» **RECORDS FOR THIS TASK**
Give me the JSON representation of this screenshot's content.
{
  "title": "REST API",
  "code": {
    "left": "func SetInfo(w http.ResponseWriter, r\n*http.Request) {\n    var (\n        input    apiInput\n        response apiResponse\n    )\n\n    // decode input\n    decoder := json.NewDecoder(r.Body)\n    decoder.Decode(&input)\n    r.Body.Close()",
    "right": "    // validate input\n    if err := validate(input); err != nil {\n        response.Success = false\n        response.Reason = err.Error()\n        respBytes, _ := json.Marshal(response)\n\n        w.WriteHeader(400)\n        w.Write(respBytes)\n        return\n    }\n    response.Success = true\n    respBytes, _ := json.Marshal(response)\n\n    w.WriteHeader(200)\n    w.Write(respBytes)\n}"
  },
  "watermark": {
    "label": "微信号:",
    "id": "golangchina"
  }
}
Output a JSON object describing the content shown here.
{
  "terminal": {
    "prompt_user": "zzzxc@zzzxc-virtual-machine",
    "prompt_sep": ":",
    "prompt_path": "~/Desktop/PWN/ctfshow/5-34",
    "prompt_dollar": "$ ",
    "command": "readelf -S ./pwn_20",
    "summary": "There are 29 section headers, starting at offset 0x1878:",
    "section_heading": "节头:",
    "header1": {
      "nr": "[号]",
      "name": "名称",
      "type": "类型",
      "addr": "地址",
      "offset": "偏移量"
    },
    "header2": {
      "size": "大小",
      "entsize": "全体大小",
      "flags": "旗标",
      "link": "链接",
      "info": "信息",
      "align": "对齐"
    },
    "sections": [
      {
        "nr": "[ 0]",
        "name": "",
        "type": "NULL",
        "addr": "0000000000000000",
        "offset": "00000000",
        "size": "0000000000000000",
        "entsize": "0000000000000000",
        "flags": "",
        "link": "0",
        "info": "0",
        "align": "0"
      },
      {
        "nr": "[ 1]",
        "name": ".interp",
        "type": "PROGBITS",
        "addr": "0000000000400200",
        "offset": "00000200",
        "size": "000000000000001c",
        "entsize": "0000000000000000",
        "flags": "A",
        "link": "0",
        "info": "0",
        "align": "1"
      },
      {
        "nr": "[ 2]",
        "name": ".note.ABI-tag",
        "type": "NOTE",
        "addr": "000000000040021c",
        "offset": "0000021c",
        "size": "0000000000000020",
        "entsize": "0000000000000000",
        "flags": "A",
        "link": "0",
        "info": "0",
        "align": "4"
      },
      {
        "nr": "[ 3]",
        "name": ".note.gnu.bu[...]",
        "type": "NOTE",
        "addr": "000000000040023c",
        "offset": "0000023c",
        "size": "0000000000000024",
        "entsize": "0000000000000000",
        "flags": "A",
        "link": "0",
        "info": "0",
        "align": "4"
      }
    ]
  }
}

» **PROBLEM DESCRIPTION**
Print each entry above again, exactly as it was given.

» **REPLY TO THE EXERCISE**
Give me the JSON representation of this screenshot's content.
{
  "title": "REST API",
  "code": {
    "left": "func SetInfo(w http.ResponseWriter, r\n*http.Request) {\n    var (\n        input    apiInput\n        response apiResponse\n    )\n\n    // decode input\n    decoder := json.NewDecoder(r.Body)\n    decoder.Decode(&input)\n    r.Body.Close()",
    "right": "    // validate input\n    if err := validate(input); err != nil {\n        response.Success = false\n        response.Reason = err.Error()\n        respBytes, _ := json.Marshal(response)\n\n        w.WriteHeader(400)\n        w.Write(respBytes)\n        return\n    }\n    response.Success = true\n    respBytes, _ := json.Marshal(response)\n\n    w.WriteHeader(200)\n    w.Write(respBytes)\n}"
  },
  "watermark": {
    "label": "微信号:",
    "id": "golangchina"
  }
}
Output a JSON object describing the content shown here.
{
  "terminal": {
    "prompt_user": "zzzxc@zzzxc-virtual-machine",
    "prompt_sep": ":",
    "prompt_path": "~/Desktop/PWN/ctfshow/5-34",
    "prompt_dollar": "$ ",
    "command": "readelf -S ./pwn_20",
    "summary": "There are 29 section headers, starting at offset 0x1878:",
    "section_heading": "节头:",
    "header1": {
      "nr": "[号]",
      "name": "名称",
      "type": "类型",
      "addr": "地址",
      "offset": "偏移量"
    },
    "header2": {
      "size": "大小",
      "entsize": "全体大小",
      "flags": "旗标",
      "link": "链接",
      "info": "信息",
      "align": "对齐"
    },
    "sections": [
      {
        "nr": "[ 0]",
        "name": "",
        "type": "NULL",
        "addr": "0000000000000000",
        "offset": "00000000",
        "size": "0000000000000000",
        "entsize": "0000000000000000",
        "flags": "",
        "link": "0",
        "info": "0",
        "align": "0"
      },
      {
        "nr": "[ 1]",
        "name": ".interp",
        "type": "PROGBITS",
        "addr": "0000000000400200",
        "offset": "00000200",
        "size": "000000000000001c",
        "entsize": "0000000000000000",
        "flags": "A",
        "link": "0",
        "info": "0",
        "align": "1"
      },
      {
        "nr": "[ 2]",
        "name": ".note.ABI-tag",
        "type": "NOTE",
        "addr": "000000000040021c",
        "offset": "0000021c",
        "size": "0000000000000020",
        "entsize": "0000000000000000",
        "flags": "A",
        "link": "0",
        "info": "0",
        "align": "4"
      },
      {
        "nr": "[ 3]",
        "name": ".note.gnu.bu[...]",
        "type": "NOTE",
        "addr": "000000000040023c",
        "offset": "0000023c",
        "size": "0000000000000024",
        "entsize": "0000000000000000",
        "flags": "A",
        "link": "0",
        "info": "0",
        "align": "4"
      }
    ]
  }
}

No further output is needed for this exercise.